Interface dataset entries
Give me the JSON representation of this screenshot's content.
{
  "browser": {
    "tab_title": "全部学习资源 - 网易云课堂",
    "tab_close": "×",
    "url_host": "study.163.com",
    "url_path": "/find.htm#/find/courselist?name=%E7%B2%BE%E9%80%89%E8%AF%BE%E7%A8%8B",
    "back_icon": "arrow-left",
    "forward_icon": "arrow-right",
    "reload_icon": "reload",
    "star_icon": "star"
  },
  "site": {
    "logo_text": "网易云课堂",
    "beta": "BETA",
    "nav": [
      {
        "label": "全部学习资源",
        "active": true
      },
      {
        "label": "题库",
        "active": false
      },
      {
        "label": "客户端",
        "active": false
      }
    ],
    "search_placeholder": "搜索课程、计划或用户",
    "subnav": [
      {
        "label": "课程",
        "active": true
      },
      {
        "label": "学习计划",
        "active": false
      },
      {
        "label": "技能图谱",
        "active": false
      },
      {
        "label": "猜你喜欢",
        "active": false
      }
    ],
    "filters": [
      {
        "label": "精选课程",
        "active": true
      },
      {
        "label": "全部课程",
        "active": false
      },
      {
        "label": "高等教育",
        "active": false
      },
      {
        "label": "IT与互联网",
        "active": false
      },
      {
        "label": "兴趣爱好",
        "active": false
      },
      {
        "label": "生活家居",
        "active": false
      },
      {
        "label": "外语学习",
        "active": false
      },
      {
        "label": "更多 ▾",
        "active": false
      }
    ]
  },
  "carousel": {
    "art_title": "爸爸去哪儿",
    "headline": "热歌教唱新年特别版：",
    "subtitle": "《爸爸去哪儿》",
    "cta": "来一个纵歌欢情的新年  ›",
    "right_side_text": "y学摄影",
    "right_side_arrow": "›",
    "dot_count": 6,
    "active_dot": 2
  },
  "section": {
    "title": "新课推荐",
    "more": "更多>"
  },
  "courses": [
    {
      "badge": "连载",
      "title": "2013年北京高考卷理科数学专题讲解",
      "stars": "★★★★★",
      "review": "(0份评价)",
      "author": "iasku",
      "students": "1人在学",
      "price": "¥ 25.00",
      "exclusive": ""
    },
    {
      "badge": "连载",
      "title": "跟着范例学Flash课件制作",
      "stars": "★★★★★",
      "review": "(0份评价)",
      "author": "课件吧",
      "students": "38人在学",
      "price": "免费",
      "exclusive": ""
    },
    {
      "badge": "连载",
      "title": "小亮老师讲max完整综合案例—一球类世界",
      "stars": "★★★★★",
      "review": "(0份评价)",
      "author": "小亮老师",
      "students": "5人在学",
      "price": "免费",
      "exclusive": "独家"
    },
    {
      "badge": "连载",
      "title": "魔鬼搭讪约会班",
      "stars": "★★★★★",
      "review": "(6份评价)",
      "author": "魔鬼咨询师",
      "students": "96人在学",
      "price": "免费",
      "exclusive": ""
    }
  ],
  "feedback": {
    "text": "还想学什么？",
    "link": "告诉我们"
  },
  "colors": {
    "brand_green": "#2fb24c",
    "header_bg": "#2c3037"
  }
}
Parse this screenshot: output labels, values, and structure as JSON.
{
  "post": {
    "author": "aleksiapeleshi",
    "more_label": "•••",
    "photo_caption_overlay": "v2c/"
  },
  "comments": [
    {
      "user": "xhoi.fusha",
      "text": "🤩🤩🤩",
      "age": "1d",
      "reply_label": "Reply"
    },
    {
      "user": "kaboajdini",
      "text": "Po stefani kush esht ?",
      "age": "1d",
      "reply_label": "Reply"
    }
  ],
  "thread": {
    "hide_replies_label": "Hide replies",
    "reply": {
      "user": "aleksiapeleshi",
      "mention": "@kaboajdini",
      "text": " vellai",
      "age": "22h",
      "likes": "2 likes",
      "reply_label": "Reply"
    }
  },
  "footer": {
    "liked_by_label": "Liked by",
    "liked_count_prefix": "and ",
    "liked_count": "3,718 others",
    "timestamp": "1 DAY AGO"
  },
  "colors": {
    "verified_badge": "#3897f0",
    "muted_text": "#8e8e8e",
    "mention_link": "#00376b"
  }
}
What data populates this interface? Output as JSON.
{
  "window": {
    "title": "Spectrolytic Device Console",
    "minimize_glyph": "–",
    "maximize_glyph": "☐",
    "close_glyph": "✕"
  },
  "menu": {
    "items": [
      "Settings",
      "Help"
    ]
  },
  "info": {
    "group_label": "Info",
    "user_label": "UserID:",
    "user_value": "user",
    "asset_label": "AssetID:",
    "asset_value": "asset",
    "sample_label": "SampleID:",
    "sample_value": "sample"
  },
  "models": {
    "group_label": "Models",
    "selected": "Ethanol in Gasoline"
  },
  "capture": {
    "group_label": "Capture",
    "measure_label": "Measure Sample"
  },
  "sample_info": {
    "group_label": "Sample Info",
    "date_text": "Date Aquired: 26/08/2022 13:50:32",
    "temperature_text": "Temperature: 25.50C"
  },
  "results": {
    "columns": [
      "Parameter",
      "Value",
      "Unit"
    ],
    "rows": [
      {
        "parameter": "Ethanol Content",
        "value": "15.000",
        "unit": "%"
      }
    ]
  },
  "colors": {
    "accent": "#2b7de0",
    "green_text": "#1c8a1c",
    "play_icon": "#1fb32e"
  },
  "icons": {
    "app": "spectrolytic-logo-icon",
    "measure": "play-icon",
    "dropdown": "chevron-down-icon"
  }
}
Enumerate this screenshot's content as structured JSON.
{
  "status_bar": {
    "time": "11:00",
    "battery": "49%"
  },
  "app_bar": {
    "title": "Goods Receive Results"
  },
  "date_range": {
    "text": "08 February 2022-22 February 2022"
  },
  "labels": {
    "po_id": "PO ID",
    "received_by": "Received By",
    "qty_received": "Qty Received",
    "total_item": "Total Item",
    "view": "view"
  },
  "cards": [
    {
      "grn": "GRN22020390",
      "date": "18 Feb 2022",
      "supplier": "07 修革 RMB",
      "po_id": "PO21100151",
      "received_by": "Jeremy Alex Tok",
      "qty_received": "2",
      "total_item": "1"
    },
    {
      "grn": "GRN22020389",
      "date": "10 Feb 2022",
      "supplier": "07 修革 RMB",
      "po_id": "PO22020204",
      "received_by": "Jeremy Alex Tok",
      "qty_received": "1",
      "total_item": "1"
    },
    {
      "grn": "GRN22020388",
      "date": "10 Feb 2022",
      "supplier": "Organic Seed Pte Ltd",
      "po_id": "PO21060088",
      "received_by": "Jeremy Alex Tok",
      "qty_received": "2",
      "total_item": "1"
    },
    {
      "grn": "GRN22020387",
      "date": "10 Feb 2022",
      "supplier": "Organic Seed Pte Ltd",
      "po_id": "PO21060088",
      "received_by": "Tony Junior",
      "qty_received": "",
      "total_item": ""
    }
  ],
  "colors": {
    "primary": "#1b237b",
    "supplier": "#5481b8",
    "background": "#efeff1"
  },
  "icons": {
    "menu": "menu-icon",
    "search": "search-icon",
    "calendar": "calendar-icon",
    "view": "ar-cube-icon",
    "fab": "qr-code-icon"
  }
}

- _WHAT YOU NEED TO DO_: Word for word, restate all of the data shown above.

- _ANSWER BOX_:
Give me the JSON representation of this screenshot's content.
{
  "browser": {
    "tab_title": "全部学习资源 - 网易云课堂",
    "tab_close": "×",
    "url_host": "study.163.com",
    "url_path": "/find.htm#/find/courselist?name=%E7%B2%BE%E9%80%89%E8%AF%BE%E7%A8%8B",
    "back_icon": "arrow-left",
    "forward_icon": "arrow-right",
    "reload_icon": "reload",
    "star_icon": "star"
  },
  "site": {
    "logo_text": "网易云课堂",
    "beta": "BETA",
    "nav": [
      {
        "label": "全部学习资源",
        "active": true
      },
      {
        "label": "题库",
        "active": false
      },
      {
        "label": "客户端",
        "active": false
      }
    ],
    "search_placeholder": "搜索课程、计划或用户",
    "subnav": [
      {
        "label": "课程",
        "active": true
      },
      {
        "label": "学习计划",
        "active": false
      },
      {
        "label": "技能图谱",
        "active": false
      },
      {
        "label": "猜你喜欢",
        "active": false
      }
    ],
    "filters": [
      {
        "label": "精选课程",
        "active": true
      },
      {
        "label": "全部课程",
        "active": false
      },
      {
        "label": "高等教育",
        "active": false
      },
      {
        "label": "IT与互联网",
        "active": false
      },
      {
        "label": "兴趣爱好",
        "active": false
      },
      {
        "label": "生活家居",
        "active": false
      },
      {
        "label": "外语学习",
        "active": false
      },
      {
        "label": "更多 ▾",
        "active": false
      }
    ]
  },
  "carousel": {
    "art_title": "爸爸去哪儿",
    "headline": "热歌教唱新年特别版：",
    "subtitle": "《爸爸去哪儿》",
    "cta": "来一个纵歌欢情的新年  ›",
    "right_side_text": "y学摄影",
    "right_side_arrow": "›",
    "dot_count": 6,
    "active_dot": 2
  },
  "section": {
    "title": "新课推荐",
    "more": "更多>"
  },
  "courses": [
    {
      "badge": "连载",
      "title": "2013年北京高考卷理科数学专题讲解",
      "stars": "★★★★★",
      "review": "(0份评价)",
      "author": "iasku",
      "students": "1人在学",
      "price": "¥ 25.00",
      "exclusive": ""
    },
    {
      "badge": "连载",
      "title": "跟着范例学Flash课件制作",
      "stars": "★★★★★",
      "review": "(0份评价)",
      "author": "课件吧",
      "students": "38人在学",
      "price": "免费",
      "exclusive": ""
    },
    {
      "badge": "连载",
      "title": "小亮老师讲max完整综合案例—一球类世界",
      "stars": "★★★★★",
      "review": "(0份评价)",
      "author": "小亮老师",
      "students": "5人在学",
      "price": "免费",
      "exclusive": "独家"
    },
    {
      "badge": "连载",
      "title": "魔鬼搭讪约会班",
      "stars": "★★★★★",
      "review": "(6份评价)",
      "author": "魔鬼咨询师",
      "students": "96人在学",
      "price": "免费",
      "exclusive": ""
    }
  ],
  "feedback": {
    "text": "还想学什么？",
    "link": "告诉我们"
  },
  "colors": {
    "brand_green": "#2fb24c",
    "header_bg": "#2c3037"
  }
}
Parse this screenshot: output labels, values, and structure as JSON.
{
  "post": {
    "author": "aleksiapeleshi",
    "more_label": "•••",
    "photo_caption_overlay": "v2c/"
  },
  "comments": [
    {
      "user": "xhoi.fusha",
      "text": "🤩🤩🤩",
      "age": "1d",
      "reply_label": "Reply"
    },
    {
      "user": "kaboajdini",
      "text": "Po stefani kush esht ?",
      "age": "1d",
      "reply_label": "Reply"
    }
  ],
  "thread": {
    "hide_replies_label": "Hide replies",
    "reply": {
      "user": "aleksiapeleshi",
      "mention": "@kaboajdini",
      "text": " vellai",
      "age": "22h",
      "likes": "2 likes",
      "reply_label": "Reply"
    }
  },
  "footer": {
    "liked_by_label": "Liked by",
    "liked_count_prefix": "and ",
    "liked_count": "3,718 others",
    "timestamp": "1 DAY AGO"
  },
  "colors": {
    "verified_badge": "#3897f0",
    "muted_text": "#8e8e8e",
    "mention_link": "#00376b"
  }
}
What data populates this interface? Output as JSON.
{
  "window": {
    "title": "Spectrolytic Device Console",
    "minimize_glyph": "–",
    "maximize_glyph": "☐",
    "close_glyph": "✕"
  },
  "menu": {
    "items": [
      "Settings",
      "Help"
    ]
  },
  "info": {
    "group_label": "Info",
    "user_label": "UserID:",
    "user_value": "user",
    "asset_label": "AssetID:",
    "asset_value": "asset",
    "sample_label": "SampleID:",
    "sample_value": "sample"
  },
  "models": {
    "group_label": "Models",
    "selected": "Ethanol in Gasoline"
  },
  "capture": {
    "group_label": "Capture",
    "measure_label": "Measure Sample"
  },
  "sample_info": {
    "group_label": "Sample Info",
    "date_text": "Date Aquired: 26/08/2022 13:50:32",
    "temperature_text": "Temperature: 25.50C"
  },
  "results": {
    "columns": [
      "Parameter",
      "Value",
      "Unit"
    ],
    "rows": [
      {
        "parameter": "Ethanol Content",
        "value": "15.000",
        "unit": "%"
      }
    ]
  },
  "colors": {
    "accent": "#2b7de0",
    "green_text": "#1c8a1c",
    "play_icon": "#1fb32e"
  },
  "icons": {
    "app": "spectrolytic-logo-icon",
    "measure": "play-icon",
    "dropdown": "chevron-down-icon"
  }
}
Enumerate this screenshot's content as structured JSON.
{
  "status_bar": {
    "time": "11:00",
    "battery": "49%"
  },
  "app_bar": {
    "title": "Goods Receive Results"
  },
  "date_range": {
    "text": "08 February 2022-22 February 2022"
  },
  "labels": {
    "po_id": "PO ID",
    "received_by": "Received By",
    "qty_received": "Qty Received",
    "total_item": "Total Item",
    "view": "view"
  },
  "cards": [
    {
      "grn": "GRN22020390",
      "date": "18 Feb 2022",
      "supplier": "07 修革 RMB",
      "po_id": "PO21100151",
      "received_by": "Jeremy Alex Tok",
      "qty_received": "2",
      "total_item": "1"
    },
    {
      "grn": "GRN22020389",
      "date": "10 Feb 2022",
      "supplier": "07 修革 RMB",
      "po_id": "PO22020204",
      "received_by": "Jeremy Alex Tok",
      "qty_received": "1",
      "total_item": "1"
    },
    {
      "grn": "GRN22020388",
      "date": "10 Feb 2022",
      "supplier": "Organic Seed Pte Ltd",
      "po_id": "PO21060088",
      "received_by": "Jeremy Alex Tok",
      "qty_received": "2",
      "total_item": "1"
    },
    {
      "grn": "GRN22020387",
      "date": "10 Feb 2022",
      "supplier": "Organic Seed Pte Ltd",
      "po_id": "PO21060088",
      "received_by": "Tony Junior",
      "qty_received": "",
      "total_item": ""
    }
  ],
  "colors": {
    "primary": "#1b237b",
    "supplier": "#5481b8",
    "background": "#efeff1"
  },
  "icons": {
    "menu": "menu-icon",
    "search": "search-icon",
    "calendar": "calendar-icon",
    "view": "ar-cube-icon",
    "fab": "qr-code-icon"
  }
}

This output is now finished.